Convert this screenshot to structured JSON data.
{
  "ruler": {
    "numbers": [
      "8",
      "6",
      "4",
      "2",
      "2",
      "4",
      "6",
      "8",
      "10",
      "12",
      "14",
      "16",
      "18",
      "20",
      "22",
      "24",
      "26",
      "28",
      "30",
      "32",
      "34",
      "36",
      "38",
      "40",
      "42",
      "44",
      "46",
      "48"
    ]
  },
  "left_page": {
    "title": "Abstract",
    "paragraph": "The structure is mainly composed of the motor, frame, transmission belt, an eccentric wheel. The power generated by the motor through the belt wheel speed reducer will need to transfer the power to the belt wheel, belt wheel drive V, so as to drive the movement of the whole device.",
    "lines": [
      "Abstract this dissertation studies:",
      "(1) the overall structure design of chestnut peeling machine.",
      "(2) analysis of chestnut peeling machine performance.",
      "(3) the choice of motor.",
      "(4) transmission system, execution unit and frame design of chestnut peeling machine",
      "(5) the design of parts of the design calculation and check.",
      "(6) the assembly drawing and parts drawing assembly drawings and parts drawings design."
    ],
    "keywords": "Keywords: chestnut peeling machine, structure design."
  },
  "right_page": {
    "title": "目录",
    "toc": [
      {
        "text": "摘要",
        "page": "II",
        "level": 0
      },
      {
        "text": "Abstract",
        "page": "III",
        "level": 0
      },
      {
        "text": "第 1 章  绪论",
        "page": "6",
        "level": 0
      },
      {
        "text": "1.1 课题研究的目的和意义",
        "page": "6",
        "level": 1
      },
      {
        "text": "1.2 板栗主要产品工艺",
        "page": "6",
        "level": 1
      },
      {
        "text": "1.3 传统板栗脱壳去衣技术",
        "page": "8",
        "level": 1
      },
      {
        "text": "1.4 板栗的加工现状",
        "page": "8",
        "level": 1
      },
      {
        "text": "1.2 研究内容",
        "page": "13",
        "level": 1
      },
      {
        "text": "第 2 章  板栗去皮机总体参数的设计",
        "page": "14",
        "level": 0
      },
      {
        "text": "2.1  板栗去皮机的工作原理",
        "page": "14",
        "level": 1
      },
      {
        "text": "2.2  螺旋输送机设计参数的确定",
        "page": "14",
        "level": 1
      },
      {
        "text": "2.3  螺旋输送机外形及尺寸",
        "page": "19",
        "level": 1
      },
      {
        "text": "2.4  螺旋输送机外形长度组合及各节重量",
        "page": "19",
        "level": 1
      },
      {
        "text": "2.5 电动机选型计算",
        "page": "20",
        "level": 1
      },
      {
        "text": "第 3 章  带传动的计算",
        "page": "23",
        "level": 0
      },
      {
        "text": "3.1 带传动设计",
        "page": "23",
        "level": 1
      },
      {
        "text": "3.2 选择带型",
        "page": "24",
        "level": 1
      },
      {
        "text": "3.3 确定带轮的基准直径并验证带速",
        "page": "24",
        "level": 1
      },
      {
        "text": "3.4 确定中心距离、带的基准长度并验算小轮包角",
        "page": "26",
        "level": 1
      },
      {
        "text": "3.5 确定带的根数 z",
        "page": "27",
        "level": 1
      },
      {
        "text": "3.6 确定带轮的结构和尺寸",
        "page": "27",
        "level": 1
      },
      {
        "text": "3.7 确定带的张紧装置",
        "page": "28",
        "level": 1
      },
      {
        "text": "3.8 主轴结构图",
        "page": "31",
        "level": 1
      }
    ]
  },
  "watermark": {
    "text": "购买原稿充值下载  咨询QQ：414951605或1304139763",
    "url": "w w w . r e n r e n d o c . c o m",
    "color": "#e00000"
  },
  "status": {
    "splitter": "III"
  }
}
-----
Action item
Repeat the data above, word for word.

Response below
Convert this screenshot to structured JSON data.
{
  "ruler": {
    "numbers": [
      "8",
      "6",
      "4",
      "2",
      "2",
      "4",
      "6",
      "8",
      "10",
      "12",
      "14",
      "16",
      "18",
      "20",
      "22",
      "24",
      "26",
      "28",
      "30",
      "32",
      "34",
      "36",
      "38",
      "40",
      "42",
      "44",
      "46",
      "48"
    ]
  },
  "left_page": {
    "title": "Abstract",
    "paragraph": "The structure is mainly composed of the motor, frame, transmission belt, an eccentric wheel. The power generated by the motor through the belt wheel speed reducer will need to transfer the power to the belt wheel, belt wheel drive V, so as to drive the movement of the whole device.",
    "lines": [
      "Abstract this dissertation studies:",
      "(1) the overall structure design of chestnut peeling machine.",
      "(2) analysis of chestnut peeling machine performance.",
      "(3) the choice of motor.",
      "(4) transmission system, execution unit and frame design of chestnut peeling machine",
      "(5) the design of parts of the design calculation and check.",
      "(6) the assembly drawing and parts drawing assembly drawings and parts drawings design."
    ],
    "keywords": "Keywords: chestnut peeling machine, structure design."
  },
  "right_page": {
    "title": "目录",
    "toc": [
      {
        "text": "摘要",
        "page": "II",
        "level": 0
      },
      {
        "text": "Abstract",
        "page": "III",
        "level": 0
      },
      {
        "text": "第 1 章  绪论",
        "page": "6",
        "level": 0
      },
      {
        "text": "1.1 课题研究的目的和意义",
        "page": "6",
        "level": 1
      },
      {
        "text": "1.2 板栗主要产品工艺",
        "page": "6",
        "level": 1
      },
      {
        "text": "1.3 传统板栗脱壳去衣技术",
        "page": "8",
        "level": 1
      },
      {
        "text": "1.4 板栗的加工现状",
        "page": "8",
        "level": 1
      },
      {
        "text": "1.2 研究内容",
        "page": "13",
        "level": 1
      },
      {
        "text": "第 2 章  板栗去皮机总体参数的设计",
        "page": "14",
        "level": 0
      },
      {
        "text": "2.1  板栗去皮机的工作原理",
        "page": "14",
        "level": 1
      },
      {
        "text": "2.2  螺旋输送机设计参数的确定",
        "page": "14",
        "level": 1
      },
      {
        "text": "2.3  螺旋输送机外形及尺寸",
        "page": "19",
        "level": 1
      },
      {
        "text": "2.4  螺旋输送机外形长度组合及各节重量",
        "page": "19",
        "level": 1
      },
      {
        "text": "2.5 电动机选型计算",
        "page": "20",
        "level": 1
      },
      {
        "text": "第 3 章  带传动的计算",
        "page": "23",
        "level": 0
      },
      {
        "text": "3.1 带传动设计",
        "page": "23",
        "level": 1
      },
      {
        "text": "3.2 选择带型",
        "page": "24",
        "level": 1
      },
      {
        "text": "3.3 确定带轮的基准直径并验证带速",
        "page": "24",
        "level": 1
      },
      {
        "text": "3.4 确定中心距离、带的基准长度并验算小轮包角",
        "page": "26",
        "level": 1
      },
      {
        "text": "3.5 确定带的根数 z",
        "page": "27",
        "level": 1
      },
      {
        "text": "3.6 确定带轮的结构和尺寸",
        "page": "27",
        "level": 1
      },
      {
        "text": "3.7 确定带的张紧装置",
        "page": "28",
        "level": 1
      },
      {
        "text": "3.8 主轴结构图",
        "page": "31",
        "level": 1
      }
    ]
  },
  "watermark": {
    "text": "购买原稿充值下载  咨询QQ：414951605或1304139763",
    "url": "w w w . r e n r e n d o c . c o m",
    "color": "#e00000"
  },
  "status": {
    "splitter": "III"
  }
}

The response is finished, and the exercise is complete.